By Ben Summer
“I think politics needs a bit of spicing up”. When Nigel Farage said this in 2002, not even he could have predicted the unrestrained chaos of the EU referendum. With over two years since the vote, the UK still seems irredeemably divided. It’s not hard to posit that it wasn’t the subject, but the nature of the discussion that caused all this. A few months of campaigning and a couple of TV debates, and all of a sudden the British public was asked to wrestle with a question that has thrown us into total polarisation. This begs the question: are we a country that can handle the pressure of deciding?
The people, having been given a voice on the matter, don’t want to give it back
This isn’t meant as an insult to the average voter, nor an underestimation of the power of direct democracy. The European question is one of life and death for many. The people, having been given a voice on the matter, don’t want to give it back.
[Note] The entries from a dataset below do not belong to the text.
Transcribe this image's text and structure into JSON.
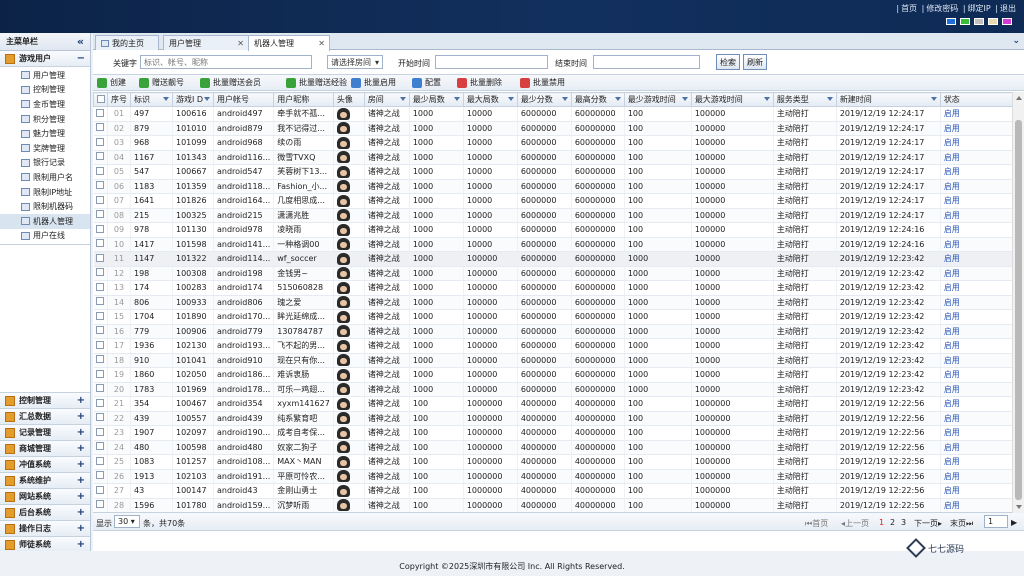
{
  "top_links": [
    "首页",
    "修改密码",
    "绑定IP",
    "退出"
  ],
  "theme_colors": [
    "#1e6fd9",
    "#3dbb3d",
    "#c0c0c0",
    "#e7d8b0",
    "#d53bd6"
  ],
  "sidebar": {
    "title": "主菜单栏",
    "collapse_icon": "double-chevron-left-icon",
    "open_group": {
      "label": "游戏用户",
      "toggle": "−"
    },
    "items": [
      "用户管理",
      "控制管理",
      "金币管理",
      "积分管理",
      "魅力管理",
      "奖牌管理",
      "银行记录",
      "限制用户名",
      "限制IP地址",
      "限制机器码",
      "机器人管理",
      "用户在线"
    ],
    "active_item": "机器人管理",
    "groups": [
      "控制管理",
      "汇总数据",
      "记录管理",
      "商城管理",
      "冲值系统",
      "系统维护",
      "网站系统",
      "后台系统",
      "操作日志",
      "师徒系统"
    ]
  },
  "tabs": [
    {
      "label": "我的主页",
      "closable": false
    },
    {
      "label": "用户管理",
      "closable": true
    },
    {
      "label": "机器人管理",
      "closable": true
    }
  ],
  "active_tab": "机器人管理",
  "search": {
    "keyword_label": "关键字",
    "keyword_placeholder": "标识、帐号、昵称",
    "room_select": "请选择房间",
    "start_label": "开始时间",
    "end_label": "结束时间",
    "search_button": "检索",
    "refresh_button": "刷新"
  },
  "toolbar": [
    {
      "label": "创建",
      "color": "#3aa23a"
    },
    {
      "label": "赠送靓号",
      "color": "#3aa23a"
    },
    {
      "label": "批量赠送会员",
      "color": "#3aa23a"
    },
    {
      "label": "批量赠送经验",
      "color": "#3aa23a"
    },
    {
      "label": "批量启用",
      "color": "#3f7fd0"
    },
    {
      "label": "配置",
      "color": "#3f7fd0"
    },
    {
      "label": "批量删除",
      "color": "#d84040"
    },
    {
      "label": "批量禁用",
      "color": "#d84040"
    }
  ],
  "table": {
    "columns": [
      "序号",
      "标识",
      "游戏I D",
      "用户帐号",
      "用户昵称",
      "头像",
      "房间",
      "最少局数",
      "最大局数",
      "最少分数",
      "最高分数",
      "最少游戏时间",
      "最大游戏时间",
      "服务类型",
      "新建时间",
      "状态"
    ],
    "rows": [
      [
        "01",
        "497",
        "100616",
        "android497",
        "牵手就不孤...",
        "诸神之战",
        "1000",
        "10000",
        "6000000",
        "60000000",
        "100",
        "100000",
        "主动陪打",
        "2019/12/19 12:24:17",
        "启用"
      ],
      [
        "02",
        "879",
        "101010",
        "android879",
        "我不记得过...",
        "诸神之战",
        "1000",
        "10000",
        "6000000",
        "60000000",
        "100",
        "100000",
        "主动陪打",
        "2019/12/19 12:24:17",
        "启用"
      ],
      [
        "03",
        "968",
        "101099",
        "android968",
        "续の雨",
        "诸神之战",
        "1000",
        "10000",
        "6000000",
        "60000000",
        "100",
        "100000",
        "主动陪打",
        "2019/12/19 12:24:17",
        "启用"
      ],
      [
        "04",
        "1167",
        "101343",
        "android116...",
        "微雪TVXQ",
        "诸神之战",
        "1000",
        "10000",
        "6000000",
        "60000000",
        "100",
        "100000",
        "主动陪打",
        "2019/12/19 12:24:17",
        "启用"
      ],
      [
        "05",
        "547",
        "100667",
        "android547",
        "芙蓉树下13...",
        "诸神之战",
        "1000",
        "10000",
        "6000000",
        "60000000",
        "100",
        "100000",
        "主动陪打",
        "2019/12/19 12:24:17",
        "启用"
      ],
      [
        "06",
        "1183",
        "101359",
        "android118...",
        "Fashion_小...",
        "诸神之战",
        "1000",
        "10000",
        "6000000",
        "60000000",
        "100",
        "100000",
        "主动陪打",
        "2019/12/19 12:24:17",
        "启用"
      ],
      [
        "07",
        "1641",
        "101826",
        "android164...",
        "几度相思成...",
        "诸神之战",
        "1000",
        "10000",
        "6000000",
        "60000000",
        "100",
        "100000",
        "主动陪打",
        "2019/12/19 12:24:17",
        "启用"
      ],
      [
        "08",
        "215",
        "100325",
        "android215",
        "潇潇兆胜",
        "诸神之战",
        "1000",
        "10000",
        "6000000",
        "60000000",
        "100",
        "100000",
        "主动陪打",
        "2019/12/19 12:24:17",
        "启用"
      ],
      [
        "09",
        "978",
        "101130",
        "android978",
        "凌晓雨",
        "诸神之战",
        "1000",
        "10000",
        "6000000",
        "60000000",
        "100",
        "100000",
        "主动陪打",
        "2019/12/19 12:24:16",
        "启用"
      ],
      [
        "10",
        "1417",
        "101598",
        "android141...",
        "一种格调00",
        "诸神之战",
        "1000",
        "10000",
        "6000000",
        "60000000",
        "100",
        "100000",
        "主动陪打",
        "2019/12/19 12:24:16",
        "启用"
      ],
      [
        "11",
        "1147",
        "101322",
        "android114...",
        "wf_soccer",
        "诸神之战",
        "1000",
        "100000",
        "6000000",
        "60000000",
        "1000",
        "10000",
        "主动陪打",
        "2019/12/19 12:23:42",
        "启用"
      ],
      [
        "12",
        "198",
        "100308",
        "android198",
        "金钱男~",
        "诸神之战",
        "1000",
        "100000",
        "6000000",
        "60000000",
        "1000",
        "10000",
        "主动陪打",
        "2019/12/19 12:23:42",
        "启用"
      ],
      [
        "13",
        "174",
        "100283",
        "android174",
        "515060828",
        "诸神之战",
        "1000",
        "100000",
        "6000000",
        "60000000",
        "1000",
        "10000",
        "主动陪打",
        "2019/12/19 12:23:42",
        "启用"
      ],
      [
        "14",
        "806",
        "100933",
        "android806",
        "瑰之爱",
        "诸神之战",
        "1000",
        "100000",
        "6000000",
        "60000000",
        "1000",
        "10000",
        "主动陪打",
        "2019/12/19 12:23:42",
        "启用"
      ],
      [
        "15",
        "1704",
        "101890",
        "android170...",
        "眸光延绵成...",
        "诸神之战",
        "1000",
        "100000",
        "6000000",
        "60000000",
        "1000",
        "10000",
        "主动陪打",
        "2019/12/19 12:23:42",
        "启用"
      ],
      [
        "16",
        "779",
        "100906",
        "android779",
        "130784787",
        "诸神之战",
        "1000",
        "100000",
        "6000000",
        "60000000",
        "1000",
        "10000",
        "主动陪打",
        "2019/12/19 12:23:42",
        "启用"
      ],
      [
        "17",
        "1936",
        "102130",
        "android193...",
        "飞不起的男...",
        "诸神之战",
        "1000",
        "100000",
        "6000000",
        "60000000",
        "1000",
        "10000",
        "主动陪打",
        "2019/12/19 12:23:42",
        "启用"
      ],
      [
        "18",
        "910",
        "101041",
        "android910",
        "现在只有你...",
        "诸神之战",
        "1000",
        "100000",
        "6000000",
        "60000000",
        "1000",
        "10000",
        "主动陪打",
        "2019/12/19 12:23:42",
        "启用"
      ],
      [
        "19",
        "1860",
        "102050",
        "android186...",
        "难诉衷肠",
        "诸神之战",
        "1000",
        "100000",
        "6000000",
        "60000000",
        "1000",
        "10000",
        "主动陪打",
        "2019/12/19 12:23:42",
        "启用"
      ],
      [
        "20",
        "1783",
        "101969",
        "android178...",
        "可乐—鸡翅...",
        "诸神之战",
        "1000",
        "100000",
        "6000000",
        "60000000",
        "1000",
        "10000",
        "主动陪打",
        "2019/12/19 12:23:42",
        "启用"
      ],
      [
        "21",
        "354",
        "100467",
        "android354",
        "xyxm141627",
        "诸神之战",
        "100",
        "1000000",
        "4000000",
        "40000000",
        "100",
        "1000000",
        "主动陪打",
        "2019/12/19 12:22:56",
        "启用"
      ],
      [
        "22",
        "439",
        "100557",
        "android439",
        "纯系繁育吧",
        "诸神之战",
        "100",
        "1000000",
        "4000000",
        "40000000",
        "100",
        "1000000",
        "主动陪打",
        "2019/12/19 12:22:56",
        "启用"
      ],
      [
        "23",
        "1907",
        "102097",
        "android190...",
        "成考自考保...",
        "诸神之战",
        "100",
        "1000000",
        "4000000",
        "40000000",
        "100",
        "1000000",
        "主动陪打",
        "2019/12/19 12:22:56",
        "启用"
      ],
      [
        "24",
        "480",
        "100598",
        "android480",
        "奴家二狗子",
        "诸神之战",
        "100",
        "1000000",
        "4000000",
        "40000000",
        "100",
        "1000000",
        "主动陪打",
        "2019/12/19 12:22:56",
        "启用"
      ],
      [
        "25",
        "1083",
        "101257",
        "android108...",
        "MAX丶MAN",
        "诸神之战",
        "100",
        "1000000",
        "4000000",
        "40000000",
        "100",
        "1000000",
        "主动陪打",
        "2019/12/19 12:22:56",
        "启用"
      ],
      [
        "26",
        "1913",
        "102103",
        "android191...",
        "平原可怜农...",
        "诸神之战",
        "100",
        "1000000",
        "4000000",
        "40000000",
        "100",
        "1000000",
        "主动陪打",
        "2019/12/19 12:22:56",
        "启用"
      ],
      [
        "27",
        "43",
        "100147",
        "android43",
        "金刚山勇士",
        "诸神之战",
        "100",
        "1000000",
        "4000000",
        "40000000",
        "100",
        "1000000",
        "主动陪打",
        "2019/12/19 12:22:56",
        "启用"
      ],
      [
        "28",
        "1596",
        "101780",
        "android159...",
        "沉梦听雨",
        "诸神之战",
        "100",
        "1000000",
        "4000000",
        "40000000",
        "100",
        "1000000",
        "主动陪打",
        "2019/12/19 12:22:56",
        "启用"
      ]
    ],
    "highlight_row": 11
  },
  "pager": {
    "show_label": "显示",
    "page_size": "30",
    "total_text": "条，共70条",
    "first": "首页",
    "prev": "上一页",
    "pages": [
      "1",
      "2",
      "3"
    ],
    "current_page": "1",
    "next": "下一页",
    "last": "末页",
    "page_input": "1"
  },
  "footer": {
    "copyright": "Copyright ©2025深圳市有限公司 Inc. All Rights Reserved."
  },
  "watermark": {
    "text": "七七源码"
  }
}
The past few years, however, have shown how painfully unprepared we have been to hash this one out in public.
To understand why this has happened, a question needs to be asked – do referendums always do this to a country? Although recent Catalan struggles spring to mind, I don’t really see what we gain by looking outwards to a country with a totally different political backbone to ours. More can be learned from looking at other experiences we’ve had back home.
When it comes to the 2016 vote, it feels like we are dealing with an entirely different beast
It goes without saying that our country doesn’t always descend into chaos when we put a question to the public. For example, the public didn’t really care much about the 2011 vote on electoral reform, which garnered a fairly pitiful 42.2% turnout. 1973’s EU vote incensed the public at the time, but we enjoyed decades of stability before the question reared its head again. The Scottish “indyref” generated a lot of buzz, but Scotland doesn’t seem as consumed by rage as the whole United Kingdom is now. When it comes to the 2016 vote, it feels like we are dealing with an entirely different beast.
A referendum on any hot-button issue is going to generate more animosity and vitriol than a regular vote in Parliament – for months at a time, the floodgates are opened to anyone with an opinion and a loud enough voice. The sheer scale of this vote compared to those we’ve had before means the process has allowed destructive, populist voices to seep in.
We revel in the publicity of the debate, proud to exercise our democratic right, and we end up hating each other in the process. Just enough dialogue is allowed that everybody is desperate to have an opinion, but not enough for them to know why they hold it.
However, ask any random member of the public, and you’ll be hard-pressed to get an opinion on whether we should have adopted the Alternative Vote system back in 2011. So, is it the EU – and not the very concept of a referendum – that is actually responsible? YouGov polling on “the most important issues facing the country” has revealed that, ever since the referendum, Brexit has topped the list by a fairly sizeable margin – higher than the economy or healthcare. A Parliamentary vote on our EU membership never would have sufficed; people needed to feel heard.
Referendums aren’t inherently a bad idea. But when the issue being voted on is so stomach-turningly constitutional, we just aren’t well-equipped enough to have that debate. We live in an age where most people’s political news comes almost solely from Twitter. The public dialogue just doesn’t have the space to keep everyone informed on every issue.
Desirable as direct democracy is, we’ve taken a leap into uncharted territory by asking the public – and many are clamouring to be asked again. The number of referendums we’re holding is sharply on the rise, and with them, the inherent dangers that come with. “Advisory” referendums are a thing of the past, and we live in a country more governed by the masses than ever before. This situation brings exciting opportunities, but we might not come out of it with much dignity unless we figure out how to have a proper discussion.
Image by Martin Hearn via Flickr.